Top of Provided data
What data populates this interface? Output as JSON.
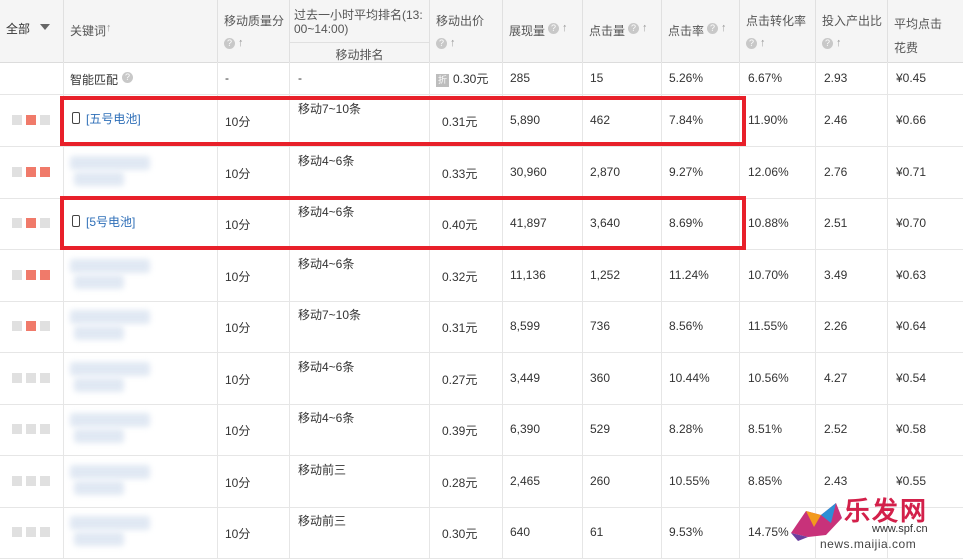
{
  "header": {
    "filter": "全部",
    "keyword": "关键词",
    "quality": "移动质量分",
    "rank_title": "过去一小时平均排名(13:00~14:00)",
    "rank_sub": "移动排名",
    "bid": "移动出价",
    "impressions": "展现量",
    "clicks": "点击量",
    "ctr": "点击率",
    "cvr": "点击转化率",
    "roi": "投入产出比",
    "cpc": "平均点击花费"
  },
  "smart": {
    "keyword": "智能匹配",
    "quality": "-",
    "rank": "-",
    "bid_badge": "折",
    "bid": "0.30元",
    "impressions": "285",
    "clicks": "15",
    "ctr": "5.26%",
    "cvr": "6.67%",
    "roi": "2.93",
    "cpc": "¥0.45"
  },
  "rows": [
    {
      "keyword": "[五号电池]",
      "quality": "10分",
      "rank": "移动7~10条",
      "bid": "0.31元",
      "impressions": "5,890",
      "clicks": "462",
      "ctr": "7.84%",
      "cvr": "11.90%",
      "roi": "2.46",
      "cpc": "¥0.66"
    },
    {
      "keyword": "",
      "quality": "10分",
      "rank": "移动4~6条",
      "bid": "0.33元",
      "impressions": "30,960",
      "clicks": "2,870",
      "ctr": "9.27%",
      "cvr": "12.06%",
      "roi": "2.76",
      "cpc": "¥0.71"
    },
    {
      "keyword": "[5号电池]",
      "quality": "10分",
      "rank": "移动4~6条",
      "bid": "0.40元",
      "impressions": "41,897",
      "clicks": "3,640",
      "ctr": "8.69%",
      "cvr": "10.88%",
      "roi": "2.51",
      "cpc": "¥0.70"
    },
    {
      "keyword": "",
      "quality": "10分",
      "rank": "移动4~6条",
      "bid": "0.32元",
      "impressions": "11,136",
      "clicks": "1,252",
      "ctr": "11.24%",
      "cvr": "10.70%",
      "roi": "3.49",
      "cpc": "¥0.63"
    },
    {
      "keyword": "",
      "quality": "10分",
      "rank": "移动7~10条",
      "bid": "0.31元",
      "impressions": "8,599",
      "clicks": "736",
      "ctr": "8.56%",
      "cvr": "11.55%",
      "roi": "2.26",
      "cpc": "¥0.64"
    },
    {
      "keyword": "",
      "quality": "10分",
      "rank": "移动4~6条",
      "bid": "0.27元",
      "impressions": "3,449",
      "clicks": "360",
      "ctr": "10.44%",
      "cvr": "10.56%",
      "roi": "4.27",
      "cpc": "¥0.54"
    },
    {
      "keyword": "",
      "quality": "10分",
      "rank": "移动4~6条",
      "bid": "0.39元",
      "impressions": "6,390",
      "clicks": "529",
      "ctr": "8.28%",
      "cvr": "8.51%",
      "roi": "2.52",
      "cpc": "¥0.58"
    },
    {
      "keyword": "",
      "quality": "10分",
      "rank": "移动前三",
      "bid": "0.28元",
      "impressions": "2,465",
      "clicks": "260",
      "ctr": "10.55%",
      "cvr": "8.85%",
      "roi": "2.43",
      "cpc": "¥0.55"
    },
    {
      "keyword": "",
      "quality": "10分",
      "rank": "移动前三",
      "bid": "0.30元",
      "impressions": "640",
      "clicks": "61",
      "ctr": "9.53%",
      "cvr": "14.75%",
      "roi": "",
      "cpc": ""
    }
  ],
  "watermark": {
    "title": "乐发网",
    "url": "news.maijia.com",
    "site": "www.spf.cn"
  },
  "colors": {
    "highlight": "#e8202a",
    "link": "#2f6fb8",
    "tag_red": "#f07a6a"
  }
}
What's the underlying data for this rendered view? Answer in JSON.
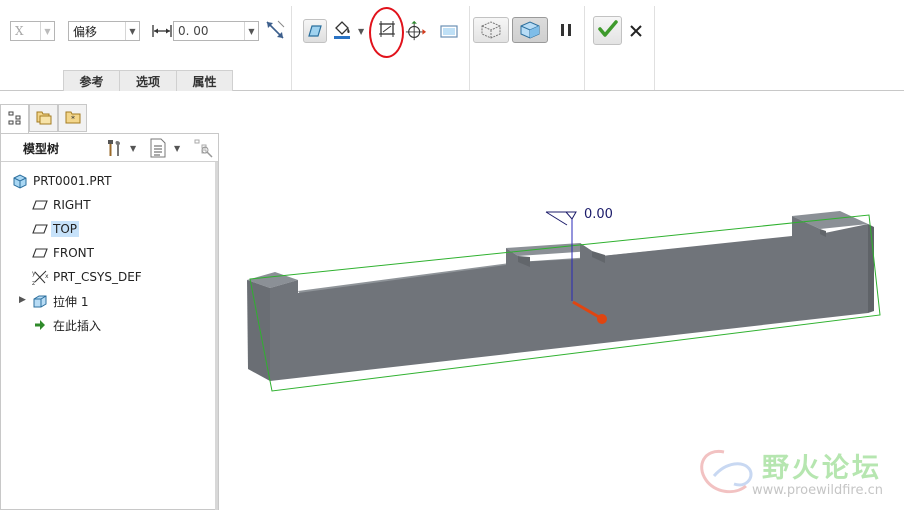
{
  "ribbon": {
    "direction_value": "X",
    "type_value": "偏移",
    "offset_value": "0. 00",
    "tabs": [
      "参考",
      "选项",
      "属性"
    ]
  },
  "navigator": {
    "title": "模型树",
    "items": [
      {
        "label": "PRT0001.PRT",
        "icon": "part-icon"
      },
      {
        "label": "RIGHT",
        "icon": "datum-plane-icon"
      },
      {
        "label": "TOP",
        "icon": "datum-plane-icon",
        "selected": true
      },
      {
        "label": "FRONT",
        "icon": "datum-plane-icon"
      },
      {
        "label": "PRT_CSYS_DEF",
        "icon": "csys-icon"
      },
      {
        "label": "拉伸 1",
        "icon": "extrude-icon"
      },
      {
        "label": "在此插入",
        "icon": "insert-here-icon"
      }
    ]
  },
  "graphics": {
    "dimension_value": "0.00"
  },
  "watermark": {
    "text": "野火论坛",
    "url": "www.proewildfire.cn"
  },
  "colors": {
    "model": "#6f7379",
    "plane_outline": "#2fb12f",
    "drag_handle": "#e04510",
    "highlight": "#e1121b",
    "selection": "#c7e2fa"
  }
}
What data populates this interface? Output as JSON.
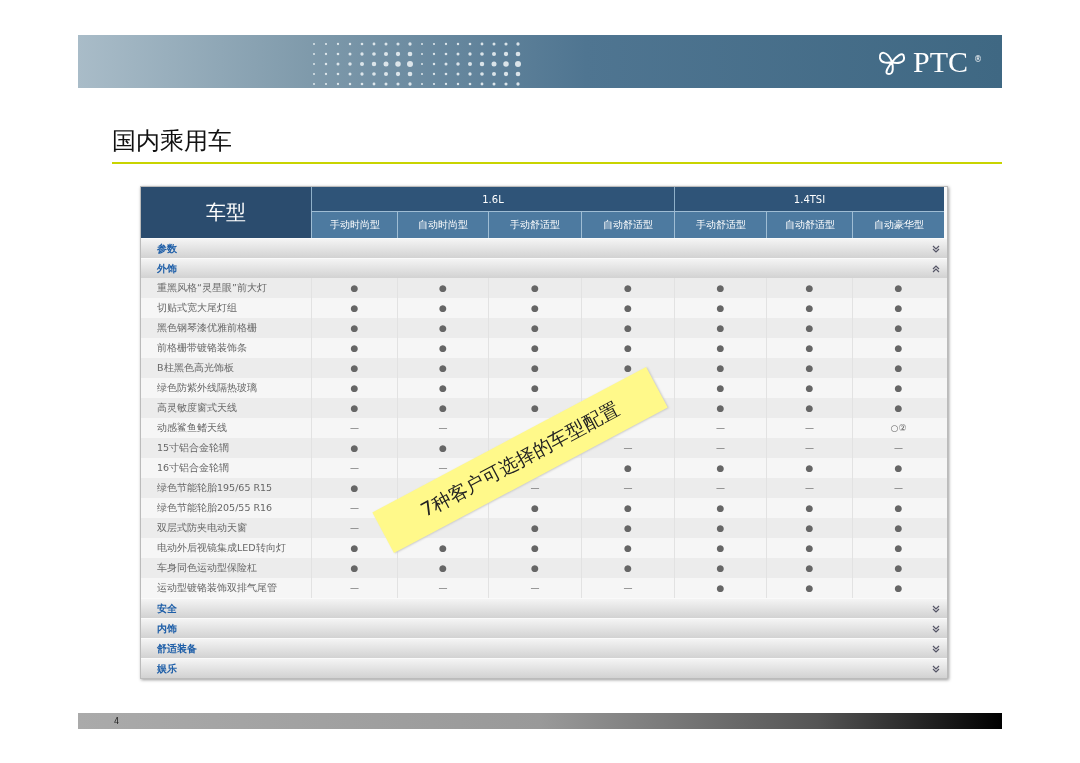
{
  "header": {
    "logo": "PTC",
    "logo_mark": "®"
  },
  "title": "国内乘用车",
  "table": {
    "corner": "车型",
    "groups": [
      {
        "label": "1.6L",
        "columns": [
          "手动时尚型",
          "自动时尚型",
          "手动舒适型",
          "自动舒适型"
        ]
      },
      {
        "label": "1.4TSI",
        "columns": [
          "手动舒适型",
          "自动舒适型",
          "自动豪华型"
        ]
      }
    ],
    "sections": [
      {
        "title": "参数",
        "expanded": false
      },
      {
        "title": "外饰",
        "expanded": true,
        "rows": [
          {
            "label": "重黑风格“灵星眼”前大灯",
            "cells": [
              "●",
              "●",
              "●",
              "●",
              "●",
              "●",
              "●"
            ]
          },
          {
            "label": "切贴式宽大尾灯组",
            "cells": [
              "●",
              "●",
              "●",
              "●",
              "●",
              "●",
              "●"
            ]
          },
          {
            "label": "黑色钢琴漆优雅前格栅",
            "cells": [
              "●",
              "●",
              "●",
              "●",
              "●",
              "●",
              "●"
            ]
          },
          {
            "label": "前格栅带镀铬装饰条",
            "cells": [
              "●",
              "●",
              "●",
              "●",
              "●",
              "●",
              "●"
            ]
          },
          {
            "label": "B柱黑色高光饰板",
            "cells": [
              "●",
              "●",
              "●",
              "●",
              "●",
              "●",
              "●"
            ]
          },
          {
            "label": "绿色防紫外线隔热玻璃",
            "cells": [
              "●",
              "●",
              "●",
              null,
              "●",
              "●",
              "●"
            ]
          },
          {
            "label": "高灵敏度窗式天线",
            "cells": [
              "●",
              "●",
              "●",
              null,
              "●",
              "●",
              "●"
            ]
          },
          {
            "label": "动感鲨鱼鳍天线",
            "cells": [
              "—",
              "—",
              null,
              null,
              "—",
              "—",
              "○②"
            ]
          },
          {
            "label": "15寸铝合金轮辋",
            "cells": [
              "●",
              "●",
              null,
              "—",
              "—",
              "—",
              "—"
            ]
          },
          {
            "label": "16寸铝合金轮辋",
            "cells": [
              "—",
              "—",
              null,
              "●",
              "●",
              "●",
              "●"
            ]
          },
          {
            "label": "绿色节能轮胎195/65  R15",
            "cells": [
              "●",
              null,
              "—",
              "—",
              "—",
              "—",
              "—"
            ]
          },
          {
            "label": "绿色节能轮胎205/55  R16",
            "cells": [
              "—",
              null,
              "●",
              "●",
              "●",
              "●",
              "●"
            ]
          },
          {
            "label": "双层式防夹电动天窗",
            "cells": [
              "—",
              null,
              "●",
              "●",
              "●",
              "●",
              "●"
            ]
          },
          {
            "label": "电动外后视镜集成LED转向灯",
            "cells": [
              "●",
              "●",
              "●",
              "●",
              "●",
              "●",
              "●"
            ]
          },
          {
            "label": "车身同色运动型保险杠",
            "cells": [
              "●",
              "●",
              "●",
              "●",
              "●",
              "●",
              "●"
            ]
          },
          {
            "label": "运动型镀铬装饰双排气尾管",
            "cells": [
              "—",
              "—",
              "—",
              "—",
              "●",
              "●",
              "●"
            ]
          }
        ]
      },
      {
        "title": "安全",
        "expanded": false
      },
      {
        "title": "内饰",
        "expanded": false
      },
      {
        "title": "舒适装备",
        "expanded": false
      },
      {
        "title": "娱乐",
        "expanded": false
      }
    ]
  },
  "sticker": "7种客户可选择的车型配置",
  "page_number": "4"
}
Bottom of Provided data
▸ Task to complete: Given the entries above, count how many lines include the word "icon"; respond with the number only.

▸ Answer section: 7